How do we nudge?
I really can’t say this article is my last on being a healthy executive. It’s a lifestyle that I’ve chosen, which I’m always learning valuable lessons along the way to pass on to others. Last week, I talked about how mental health is just as important as physical health. Here, I want to focus on how making small changes in our companies will help employees become healthier, and thus our companies become healthy. As leaders, we need to shift our cultures into those where well-being is placed among the highest priorities. We must shift our thinking from that of using wellness incentives (which have never worked) to one offering healthy choices in our facilities as well as the opportunities for our employees to rest their brains after a mental workout. You all know we need to make the shift not only for our employees but also for our families and ourselves.
With placing it upon the leadership’s shoulders, I want to restate my recommendation to reach out to Rex Miller when you’re ready to discover how you can help your executive team reach their wellness goals, including mental and physical well-being.
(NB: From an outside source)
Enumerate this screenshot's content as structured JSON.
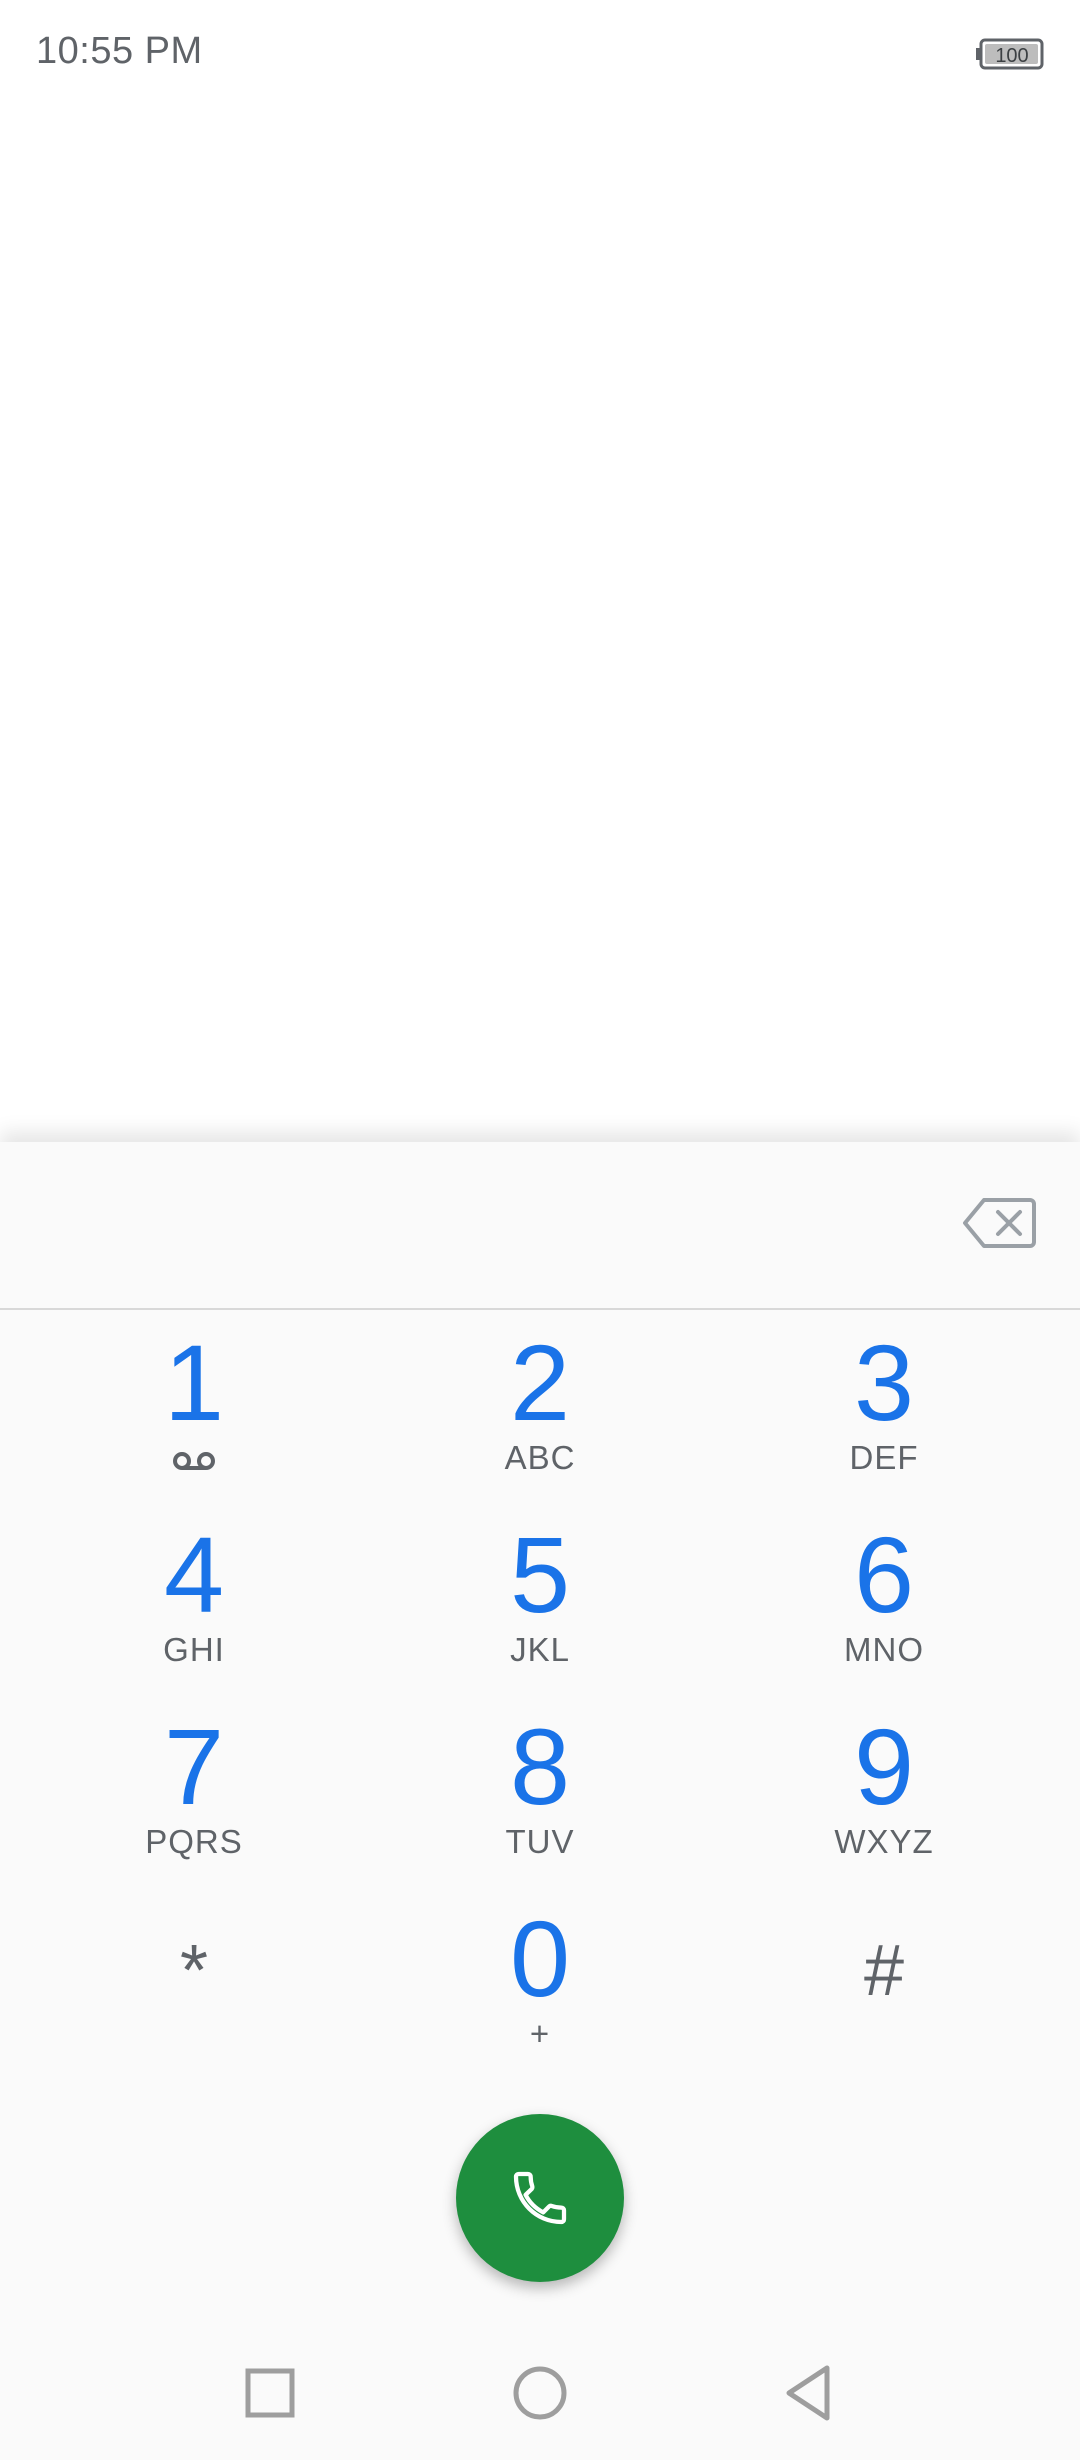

His book, The Healthy Workplace Nudge, goes into depth about creating healthy workplaces and gives examples of how companies throughout the world already are transforming their spaces and companies into healthy ones.
We all want healthy employees for many reasons, mostly to save money with less healthcare costs but also for fewer mistakes and absences. Even the best minds need rest. So how do we help change behavior? The book dives into much more explanation, but the simplicity of it is in the title, simply ‘nudge’ people toward making the right decisions. Incentive programs don’t work over time. We need to facilitate folks into making the correct choices on their own so these choices become automatic.
What is a nudge? The book explains it as making the right thing easy. I think of it as sort of grocery store marketing where the store places some items that they want to sell quickly at eye level and arms reach but places other items, those on sale or most frequently bought, on the top or bottom shelves where they’re harder to find. In other words, put the bottled water and healthy snacks where employees can easily see and access them. Make the right choices more convenient – maybe just hide the sugary sodas and high-calorie snacks – or get rid of them. Even the small adjustment in making healthy items more easily accessible provides positive reinforcement and gently suggests people shift toward choices that provide a greater benefit to the company and themselves.
The culture movement within a company isn’t really as easy as your display of food and drink, but it doesn’t have to be as complicated as you might think. You need to assess your culture, make your ‘shift plan’ to nudge people into making healthy choices, provide space and/or permission for mental recovery and reap the benefits of greater employee health, engagement, retention and savings. I’m sure small changes will bring out the best in your company. Let me know if you contact Rex. I’ll put in a good word for him to work his healthy magic for you too.